NEA plans North-South power lines within 10 yrs

Kathmandu, March 25:

The government has come up with plans to construct north-south corridor transmission lines in nine major river basins and corridors, upgrade the existing east-west national power grid from 132 KV to 400 KV and connect the national grid with India within 10 years.

The cabinet meeting on March 18 decided to construct 845 km main transmission line for which it has earmarked Rs 2.25 billion. The main transmission lines of 400 KV from Hetauda-Dhalke, Dhalke-Duhabi and Hetauda-Butwal are targeted to complete within three years. While the Butwal-Lamki, Lamki-Mahendranagar and Duhabi-Anarmani lines are slated to complete by 2019.

Once these corridor transmission lines are constructed, more investments in hydropower sector can be expected from the private sector, which has not been able to invest in northern parts of the country. Though hydro power potential is more in northern parts of the country, investors are not making much investment there because of the lack of transmission lines.

The government has also earmarked Rs 1.11 billion to construct three main corridors — Koshi Corridor (Basantapur-Kusaha), Khimti-Kathmandu, and Kali Gandaki (Parbat-Butwal-Bardaghat).

A total of 295 km transmission corridor would be completed in next five years.

The government, while announcing national energy crisis in November, had included programmes to construct three transmission lines of 220 KV from Bardaghat to Bharatpur, Marsyangdi to Kathmandu, and Bharatpur to Hetauda.
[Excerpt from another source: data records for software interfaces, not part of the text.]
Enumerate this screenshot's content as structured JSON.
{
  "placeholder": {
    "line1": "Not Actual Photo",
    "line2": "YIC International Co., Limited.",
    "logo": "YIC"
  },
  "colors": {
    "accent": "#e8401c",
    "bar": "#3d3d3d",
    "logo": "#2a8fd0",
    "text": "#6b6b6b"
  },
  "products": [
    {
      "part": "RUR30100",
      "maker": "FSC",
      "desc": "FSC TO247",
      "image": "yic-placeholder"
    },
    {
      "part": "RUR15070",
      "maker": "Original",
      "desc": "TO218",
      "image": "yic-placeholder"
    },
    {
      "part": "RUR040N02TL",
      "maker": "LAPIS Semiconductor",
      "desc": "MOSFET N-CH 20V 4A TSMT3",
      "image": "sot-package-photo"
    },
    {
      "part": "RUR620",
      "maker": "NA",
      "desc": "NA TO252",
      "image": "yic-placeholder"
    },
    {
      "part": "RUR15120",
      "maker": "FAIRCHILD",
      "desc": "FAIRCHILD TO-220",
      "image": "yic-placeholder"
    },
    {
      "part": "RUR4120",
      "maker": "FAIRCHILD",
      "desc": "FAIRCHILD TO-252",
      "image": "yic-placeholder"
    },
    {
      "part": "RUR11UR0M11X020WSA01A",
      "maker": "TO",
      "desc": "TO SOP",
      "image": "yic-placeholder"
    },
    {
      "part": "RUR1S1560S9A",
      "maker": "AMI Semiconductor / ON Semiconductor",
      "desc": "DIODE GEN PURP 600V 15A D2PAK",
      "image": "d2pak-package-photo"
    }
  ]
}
The decision also includes constructing five transmission corridors of 132 KV in Kali Gandaki, Kareli, Singati, Sunkoshi and Dhankuta.

“The construction of transmission lines and transmission corridors is one of the three programmes added to the 35 programmes introduced to address the current state of energy crisis and manage soaring demands under ‘National Energy Crisis Working-Plan’,” said Anup Kumar Upadhyay, spokesperson for the Ministry of Water Resources.
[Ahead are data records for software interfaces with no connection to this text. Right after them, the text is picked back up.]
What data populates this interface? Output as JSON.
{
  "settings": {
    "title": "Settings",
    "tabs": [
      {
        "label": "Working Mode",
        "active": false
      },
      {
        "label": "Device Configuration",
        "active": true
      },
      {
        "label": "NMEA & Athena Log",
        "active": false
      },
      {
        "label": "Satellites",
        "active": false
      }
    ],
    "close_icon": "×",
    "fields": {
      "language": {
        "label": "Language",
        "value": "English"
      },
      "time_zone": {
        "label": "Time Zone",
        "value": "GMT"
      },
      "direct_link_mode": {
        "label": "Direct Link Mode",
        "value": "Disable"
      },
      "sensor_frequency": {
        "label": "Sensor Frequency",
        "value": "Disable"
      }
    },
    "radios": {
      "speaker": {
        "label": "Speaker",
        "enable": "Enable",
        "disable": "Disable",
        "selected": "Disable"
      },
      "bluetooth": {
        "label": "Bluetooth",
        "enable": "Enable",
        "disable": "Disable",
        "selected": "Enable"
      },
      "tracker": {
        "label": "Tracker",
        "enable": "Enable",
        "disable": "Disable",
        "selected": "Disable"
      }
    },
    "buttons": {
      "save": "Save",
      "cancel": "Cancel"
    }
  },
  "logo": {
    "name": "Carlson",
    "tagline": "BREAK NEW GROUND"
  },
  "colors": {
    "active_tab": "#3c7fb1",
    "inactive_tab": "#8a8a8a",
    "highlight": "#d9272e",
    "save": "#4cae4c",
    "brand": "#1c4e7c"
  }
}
Other two programmes are to provide subsidy on solar energy in urban centres and utilise electricity generated from private-sector captive plants.